> [TASK] Using "background" as the search string, find the matching lines below and copy them.
*** DATA LISTING
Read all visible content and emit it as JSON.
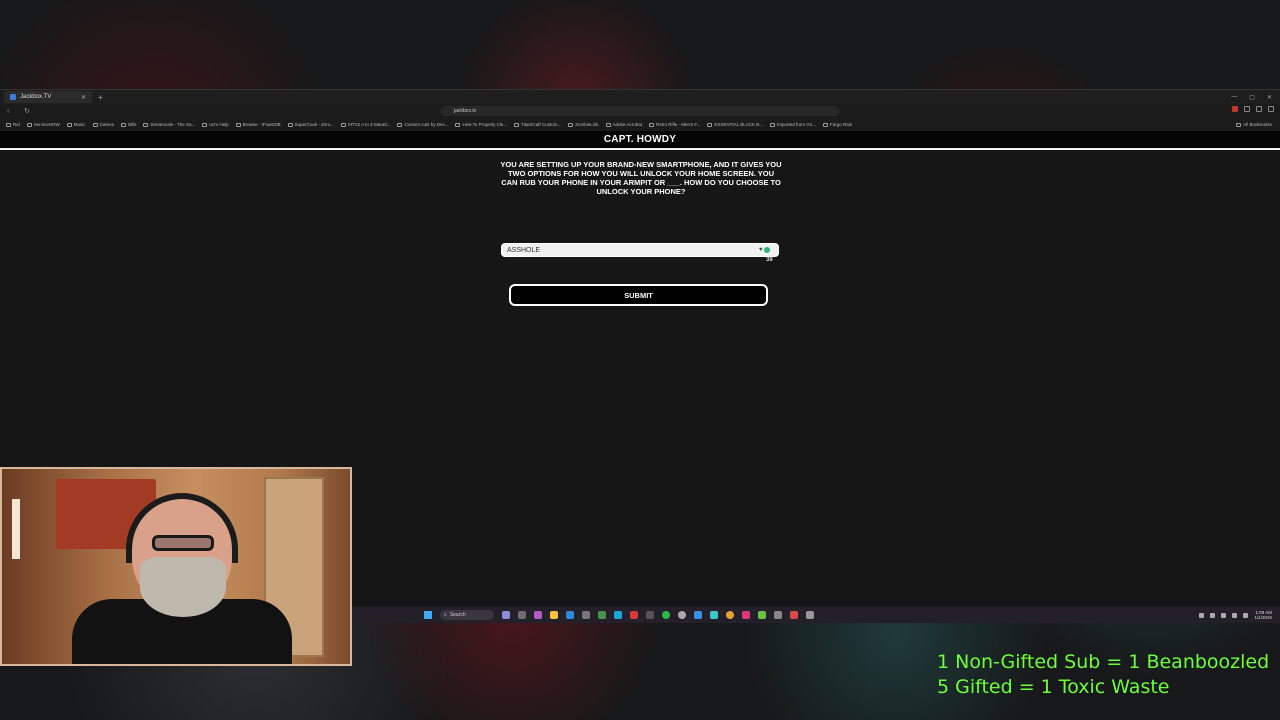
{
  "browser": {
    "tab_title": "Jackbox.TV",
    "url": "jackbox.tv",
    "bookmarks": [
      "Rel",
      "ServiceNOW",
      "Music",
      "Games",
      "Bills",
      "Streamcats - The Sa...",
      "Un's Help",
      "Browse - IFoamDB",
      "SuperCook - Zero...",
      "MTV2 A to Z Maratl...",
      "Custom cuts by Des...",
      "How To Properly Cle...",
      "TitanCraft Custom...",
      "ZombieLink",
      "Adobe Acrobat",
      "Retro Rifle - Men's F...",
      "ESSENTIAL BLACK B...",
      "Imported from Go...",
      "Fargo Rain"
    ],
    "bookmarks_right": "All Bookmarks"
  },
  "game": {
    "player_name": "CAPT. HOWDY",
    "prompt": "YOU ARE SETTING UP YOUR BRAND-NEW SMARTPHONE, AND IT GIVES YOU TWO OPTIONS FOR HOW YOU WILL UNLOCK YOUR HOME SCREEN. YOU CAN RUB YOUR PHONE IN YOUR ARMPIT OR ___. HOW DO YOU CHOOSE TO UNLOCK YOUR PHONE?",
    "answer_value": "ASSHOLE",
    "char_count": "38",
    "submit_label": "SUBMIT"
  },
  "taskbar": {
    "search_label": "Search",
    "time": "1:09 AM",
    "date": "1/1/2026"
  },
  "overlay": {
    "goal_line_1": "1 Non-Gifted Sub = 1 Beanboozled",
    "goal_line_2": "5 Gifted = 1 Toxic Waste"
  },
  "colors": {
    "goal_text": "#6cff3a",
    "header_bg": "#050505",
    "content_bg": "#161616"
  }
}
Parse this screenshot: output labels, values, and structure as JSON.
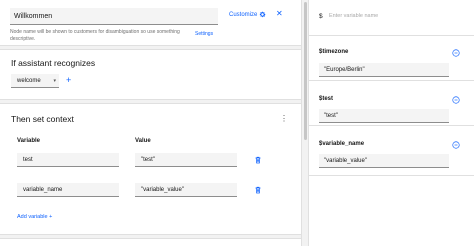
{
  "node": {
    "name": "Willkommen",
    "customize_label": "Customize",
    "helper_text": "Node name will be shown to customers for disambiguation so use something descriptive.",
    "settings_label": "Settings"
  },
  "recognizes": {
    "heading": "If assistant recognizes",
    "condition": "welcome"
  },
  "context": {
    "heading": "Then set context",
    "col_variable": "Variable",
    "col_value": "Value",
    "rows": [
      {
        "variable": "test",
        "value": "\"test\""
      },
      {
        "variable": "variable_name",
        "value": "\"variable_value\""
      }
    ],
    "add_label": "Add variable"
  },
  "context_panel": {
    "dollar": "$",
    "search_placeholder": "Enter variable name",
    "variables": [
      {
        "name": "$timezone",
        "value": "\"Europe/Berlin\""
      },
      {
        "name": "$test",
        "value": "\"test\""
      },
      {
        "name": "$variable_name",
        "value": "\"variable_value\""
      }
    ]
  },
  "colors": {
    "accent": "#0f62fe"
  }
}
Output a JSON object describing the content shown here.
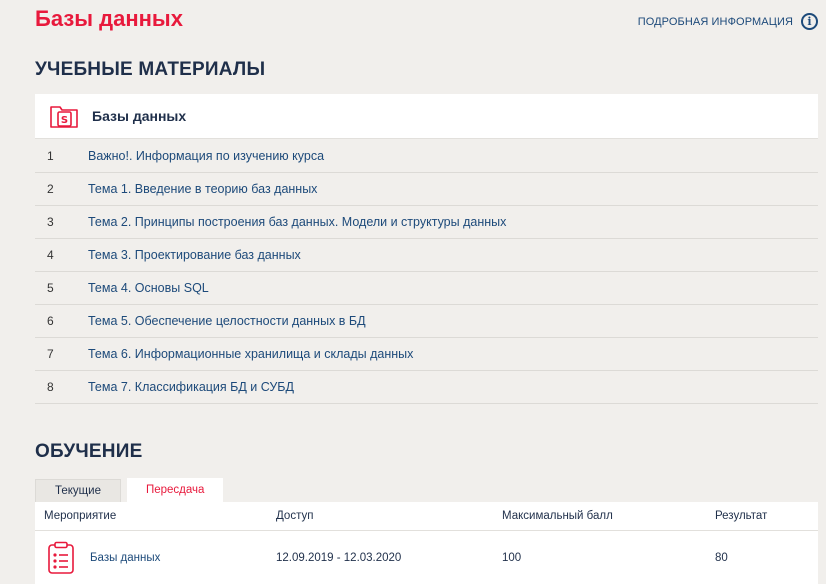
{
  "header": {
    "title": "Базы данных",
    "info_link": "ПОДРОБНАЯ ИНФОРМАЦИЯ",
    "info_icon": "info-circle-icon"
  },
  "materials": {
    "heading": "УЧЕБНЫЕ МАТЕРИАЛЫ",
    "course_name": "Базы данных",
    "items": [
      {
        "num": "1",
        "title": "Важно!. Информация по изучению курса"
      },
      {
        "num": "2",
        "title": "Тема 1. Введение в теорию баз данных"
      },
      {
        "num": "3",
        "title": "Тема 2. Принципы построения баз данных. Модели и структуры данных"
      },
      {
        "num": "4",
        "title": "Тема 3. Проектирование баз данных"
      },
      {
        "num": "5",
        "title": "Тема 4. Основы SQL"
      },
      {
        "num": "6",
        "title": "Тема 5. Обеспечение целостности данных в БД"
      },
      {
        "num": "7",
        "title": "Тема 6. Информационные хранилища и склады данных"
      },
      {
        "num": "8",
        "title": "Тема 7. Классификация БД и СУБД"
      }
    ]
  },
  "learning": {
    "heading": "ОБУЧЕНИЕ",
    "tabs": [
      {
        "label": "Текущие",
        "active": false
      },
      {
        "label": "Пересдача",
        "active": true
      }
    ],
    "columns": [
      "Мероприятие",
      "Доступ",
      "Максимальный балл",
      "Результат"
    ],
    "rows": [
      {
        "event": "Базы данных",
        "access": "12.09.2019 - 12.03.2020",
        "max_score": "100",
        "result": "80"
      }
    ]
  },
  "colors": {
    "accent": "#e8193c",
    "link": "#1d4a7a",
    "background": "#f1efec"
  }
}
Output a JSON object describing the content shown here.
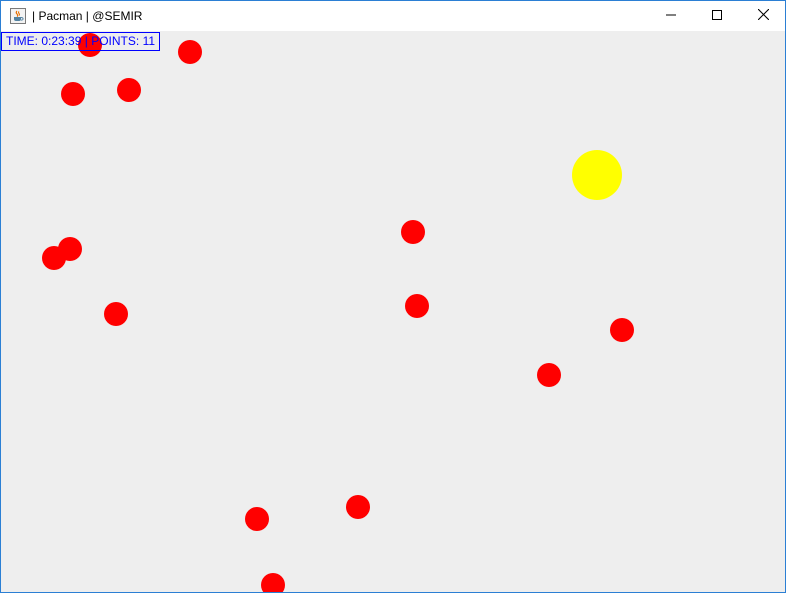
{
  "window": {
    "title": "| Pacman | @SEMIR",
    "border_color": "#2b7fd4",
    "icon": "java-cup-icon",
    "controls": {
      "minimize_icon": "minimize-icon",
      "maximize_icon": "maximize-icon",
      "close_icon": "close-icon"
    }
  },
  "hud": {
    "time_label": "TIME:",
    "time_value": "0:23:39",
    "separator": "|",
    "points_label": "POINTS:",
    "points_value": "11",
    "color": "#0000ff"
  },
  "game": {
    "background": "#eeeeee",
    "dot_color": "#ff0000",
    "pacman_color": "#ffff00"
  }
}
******
> [TASK SOLUTION]
    "background": "#f1efec"
    "background": "#eeeeee",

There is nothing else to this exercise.